(Beginning of Data to process)

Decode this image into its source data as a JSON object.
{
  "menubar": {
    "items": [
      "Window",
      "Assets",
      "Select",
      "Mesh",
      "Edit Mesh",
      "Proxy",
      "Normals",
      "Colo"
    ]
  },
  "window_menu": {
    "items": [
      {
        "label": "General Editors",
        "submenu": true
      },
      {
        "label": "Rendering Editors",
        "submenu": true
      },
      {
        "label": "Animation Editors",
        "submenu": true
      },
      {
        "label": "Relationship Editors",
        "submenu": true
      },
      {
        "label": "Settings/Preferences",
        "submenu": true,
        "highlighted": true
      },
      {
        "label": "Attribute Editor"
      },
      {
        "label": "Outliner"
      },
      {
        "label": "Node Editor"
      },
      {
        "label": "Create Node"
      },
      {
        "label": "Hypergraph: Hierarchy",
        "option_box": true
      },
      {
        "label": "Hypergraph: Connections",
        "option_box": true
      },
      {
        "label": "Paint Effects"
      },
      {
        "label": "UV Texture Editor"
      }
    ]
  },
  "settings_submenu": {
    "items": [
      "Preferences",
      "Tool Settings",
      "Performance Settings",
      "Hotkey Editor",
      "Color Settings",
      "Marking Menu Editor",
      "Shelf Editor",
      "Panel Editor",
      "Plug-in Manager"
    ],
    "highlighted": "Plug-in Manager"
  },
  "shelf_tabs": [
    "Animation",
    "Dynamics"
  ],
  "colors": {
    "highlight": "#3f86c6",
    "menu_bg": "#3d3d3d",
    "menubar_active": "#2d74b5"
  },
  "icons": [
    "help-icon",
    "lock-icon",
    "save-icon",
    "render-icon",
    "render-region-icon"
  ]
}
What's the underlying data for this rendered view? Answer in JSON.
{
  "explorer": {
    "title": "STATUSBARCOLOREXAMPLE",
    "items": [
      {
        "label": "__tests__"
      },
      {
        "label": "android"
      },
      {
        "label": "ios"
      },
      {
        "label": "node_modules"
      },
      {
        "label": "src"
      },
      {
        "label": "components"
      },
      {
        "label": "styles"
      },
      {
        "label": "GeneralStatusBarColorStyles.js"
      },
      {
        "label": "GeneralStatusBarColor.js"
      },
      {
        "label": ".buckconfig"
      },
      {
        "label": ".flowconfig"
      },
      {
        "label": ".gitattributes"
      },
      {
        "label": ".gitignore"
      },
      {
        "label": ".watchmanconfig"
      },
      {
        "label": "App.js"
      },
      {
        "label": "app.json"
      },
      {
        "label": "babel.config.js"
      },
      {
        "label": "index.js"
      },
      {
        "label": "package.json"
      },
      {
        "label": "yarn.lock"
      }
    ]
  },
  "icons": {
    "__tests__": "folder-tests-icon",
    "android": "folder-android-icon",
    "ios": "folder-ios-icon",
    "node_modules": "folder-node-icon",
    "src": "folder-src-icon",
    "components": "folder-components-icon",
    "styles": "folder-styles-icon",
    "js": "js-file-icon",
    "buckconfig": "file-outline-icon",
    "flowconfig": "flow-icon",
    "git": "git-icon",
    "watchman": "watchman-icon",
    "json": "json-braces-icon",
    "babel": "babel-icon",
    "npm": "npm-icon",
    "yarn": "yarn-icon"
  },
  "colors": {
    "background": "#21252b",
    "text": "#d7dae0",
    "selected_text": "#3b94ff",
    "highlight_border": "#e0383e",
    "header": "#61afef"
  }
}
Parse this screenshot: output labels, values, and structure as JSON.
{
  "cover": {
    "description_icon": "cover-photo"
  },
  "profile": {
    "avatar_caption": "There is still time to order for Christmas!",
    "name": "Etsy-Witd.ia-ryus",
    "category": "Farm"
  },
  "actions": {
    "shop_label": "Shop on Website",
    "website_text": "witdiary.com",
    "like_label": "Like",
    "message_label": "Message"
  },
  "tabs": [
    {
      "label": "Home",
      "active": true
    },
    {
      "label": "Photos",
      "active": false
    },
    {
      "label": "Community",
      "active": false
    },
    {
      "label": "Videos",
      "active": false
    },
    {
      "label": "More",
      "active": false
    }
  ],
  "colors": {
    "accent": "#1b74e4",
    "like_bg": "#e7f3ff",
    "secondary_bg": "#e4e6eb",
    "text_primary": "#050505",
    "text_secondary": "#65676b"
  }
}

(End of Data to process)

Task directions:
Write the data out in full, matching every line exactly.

Reply to the exercise:
Decode this image into its source data as a JSON object.
{
  "menubar": {
    "items": [
      "Window",
      "Assets",
      "Select",
      "Mesh",
      "Edit Mesh",
      "Proxy",
      "Normals",
      "Colo"
    ]
  },
  "window_menu": {
    "items": [
      {
        "label": "General Editors",
        "submenu": true
      },
      {
        "label": "Rendering Editors",
        "submenu": true
      },
      {
        "label": "Animation Editors",
        "submenu": true
      },
      {
        "label": "Relationship Editors",
        "submenu": true
      },
      {
        "label": "Settings/Preferences",
        "submenu": true,
        "highlighted": true
      },
      {
        "label": "Attribute Editor"
      },
      {
        "label": "Outliner"
      },
      {
        "label": "Node Editor"
      },
      {
        "label": "Create Node"
      },
      {
        "label": "Hypergraph: Hierarchy",
        "option_box": true
      },
      {
        "label": "Hypergraph: Connections",
        "option_box": true
      },
      {
        "label": "Paint Effects"
      },
      {
        "label": "UV Texture Editor"
      }
    ]
  },
  "settings_submenu": {
    "items": [
      "Preferences",
      "Tool Settings",
      "Performance Settings",
      "Hotkey Editor",
      "Color Settings",
      "Marking Menu Editor",
      "Shelf Editor",
      "Panel Editor",
      "Plug-in Manager"
    ],
    "highlighted": "Plug-in Manager"
  },
  "shelf_tabs": [
    "Animation",
    "Dynamics"
  ],
  "colors": {
    "highlight": "#3f86c6",
    "menu_bg": "#3d3d3d",
    "menubar_active": "#2d74b5"
  },
  "icons": [
    "help-icon",
    "lock-icon",
    "save-icon",
    "render-icon",
    "render-region-icon"
  ]
}
What's the underlying data for this rendered view? Answer in JSON.
{
  "explorer": {
    "title": "STATUSBARCOLOREXAMPLE",
    "items": [
      {
        "label": "__tests__"
      },
      {
        "label": "android"
      },
      {
        "label": "ios"
      },
      {
        "label": "node_modules"
      },
      {
        "label": "src"
      },
      {
        "label": "components"
      },
      {
        "label": "styles"
      },
      {
        "label": "GeneralStatusBarColorStyles.js"
      },
      {
        "label": "GeneralStatusBarColor.js"
      },
      {
        "label": ".buckconfig"
      },
      {
        "label": ".flowconfig"
      },
      {
        "label": ".gitattributes"
      },
      {
        "label": ".gitignore"
      },
      {
        "label": ".watchmanconfig"
      },
      {
        "label": "App.js"
      },
      {
        "label": "app.json"
      },
      {
        "label": "babel.config.js"
      },
      {
        "label": "index.js"
      },
      {
        "label": "package.json"
      },
      {
        "label": "yarn.lock"
      }
    ]
  },
  "icons": {
    "__tests__": "folder-tests-icon",
    "android": "folder-android-icon",
    "ios": "folder-ios-icon",
    "node_modules": "folder-node-icon",
    "src": "folder-src-icon",
    "components": "folder-components-icon",
    "styles": "folder-styles-icon",
    "js": "js-file-icon",
    "buckconfig": "file-outline-icon",
    "flowconfig": "flow-icon",
    "git": "git-icon",
    "watchman": "watchman-icon",
    "json": "json-braces-icon",
    "babel": "babel-icon",
    "npm": "npm-icon",
    "yarn": "yarn-icon"
  },
  "colors": {
    "background": "#21252b",
    "text": "#d7dae0",
    "selected_text": "#3b94ff",
    "highlight_border": "#e0383e",
    "header": "#61afef"
  }
}
Parse this screenshot: output labels, values, and structure as JSON.
{
  "cover": {
    "description_icon": "cover-photo"
  },
  "profile": {
    "avatar_caption": "There is still time to order for Christmas!",
    "name": "Etsy-Witd.ia-ryus",
    "category": "Farm"
  },
  "actions": {
    "shop_label": "Shop on Website",
    "website_text": "witdiary.com",
    "like_label": "Like",
    "message_label": "Message"
  },
  "tabs": [
    {
      "label": "Home",
      "active": true
    },
    {
      "label": "Photos",
      "active": false
    },
    {
      "label": "Community",
      "active": false
    },
    {
      "label": "Videos",
      "active": false
    },
    {
      "label": "More",
      "active": false
    }
  ],
  "colors": {
    "accent": "#1b74e4",
    "like_bg": "#e7f3ff",
    "secondary_bg": "#e4e6eb",
    "text_primary": "#050505",
    "text_secondary": "#65676b"
  }
}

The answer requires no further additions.